At some point, though, almost all of us become confused, bumbling decision-makers.
Just like anyone else, a string of challenging questions can sum up my life: Should I go to college? Should I run away? Should I pursue this career path? Should I give him another chance? Should I go back to school? Should I listen to the voices around me? Should I trust myself?
The questions are endless, as are the opportunities to veer left or right off our current paths. In order to achieve an optimal state of decision-making efficacy, personal experience is – or rather, was – the only measure I’d ever stumbled across. Until I found Martha Beck, that is.
Disclaimer: I do not claim any rights to the genius knowledge you are about to receive. It all comes from Martha’s incredible book (which sounds a lot cheesier than it is), "Steering by Starlight":
The Importance of Optimal Decision-Making
Since you’re reading this, you’re likely a solid candidate to agree with this statement: Your present situation and your unrealized future are the simple equations of all the decisions you've ever made.
The terminology Martha uses divides decisions into one of two categories: shackles-on or shackles-off.
Each decision you face can be summarized as either good or bad in regards to achieving your true path, the destiny of your highest potential and innermost purpose.
Becoming Acquainted with Your Physical Body
Though many of us like to mindfully rationalize our choices in life, Martha’s strategy requires little thinking, calculating or research, if any at all.
Instead of that, Martha urges us to simply follow our inner compasses by “tuning-in” to our physical, bodily responses, creating the two categories of “shackles-on” or “shackles-off.”

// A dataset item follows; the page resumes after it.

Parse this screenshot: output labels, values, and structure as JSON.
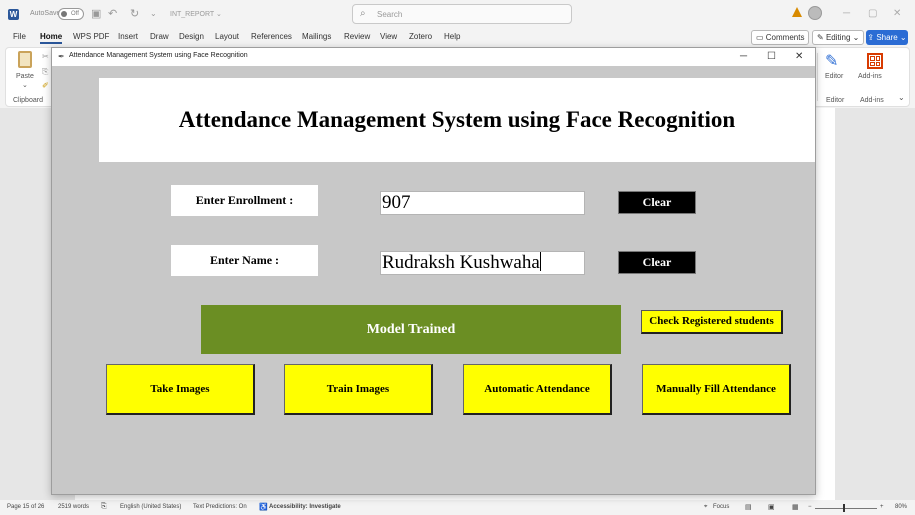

It’s pretty simple: A shackles-on activity, place or person is anything that makes you feel trapped or caged; whereas, a shackles-off endeavor is anything that feels freeing or liberating.
Trusting Your Body in Decision-Time

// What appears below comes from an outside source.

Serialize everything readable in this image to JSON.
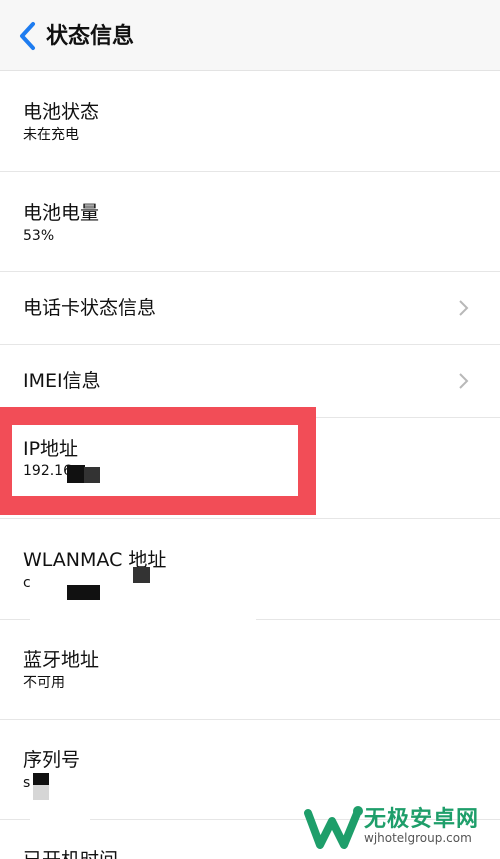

In order to implement this practice into your decision-making process, you must first identify your own personal shackles-on and shackles-off responses.
To do this, envision a time – involving a person, place, job, activity or anything else – in which you felt trapped, boxed-in, or emotionally or creatively stunted.

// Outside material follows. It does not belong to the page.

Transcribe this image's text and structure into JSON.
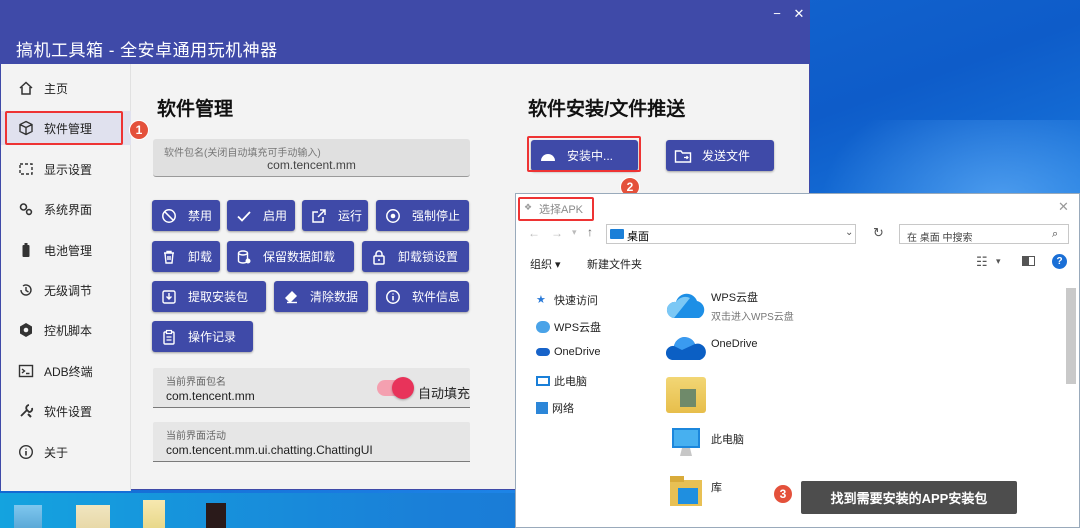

How do you feel? Write these emotions down!
For example, while envisioning a moment in my brief career in an unsuited job path of my past, I immediately felt my chest tighten, my breath become shallow and my shoulders and neck stiffen.
I felt emotions of restriction, anxiety, nervousness, fear, self-consciousness and insecurity. This is my personal shackles-on bodily response.
Now, do the same thing with the opposite. Envision a time when you felt free and fulfilled. How does your body respond? You might have a similar reaction to mine: muscles relaxing, shoulders broadening, excitement springing up in your core or your lungs expanding with ease.
Identifying with your physical responses will allow you to be mindful and intuitive when you face opportunities that will undoubtedly be presented to you along your path.
You’ll feel this instinctive, physical reaction long before you’ll get around to thoughtful rationalizations, ultimately making any decision much simpler and more effective.
Perhaps optimal decision-making, then, isn’t so much a matter of following your gut or your heart. Perhaps, it’s all about steering away from “thinking” your way into a decision and, instead, simply trusting in what your body already knows is best.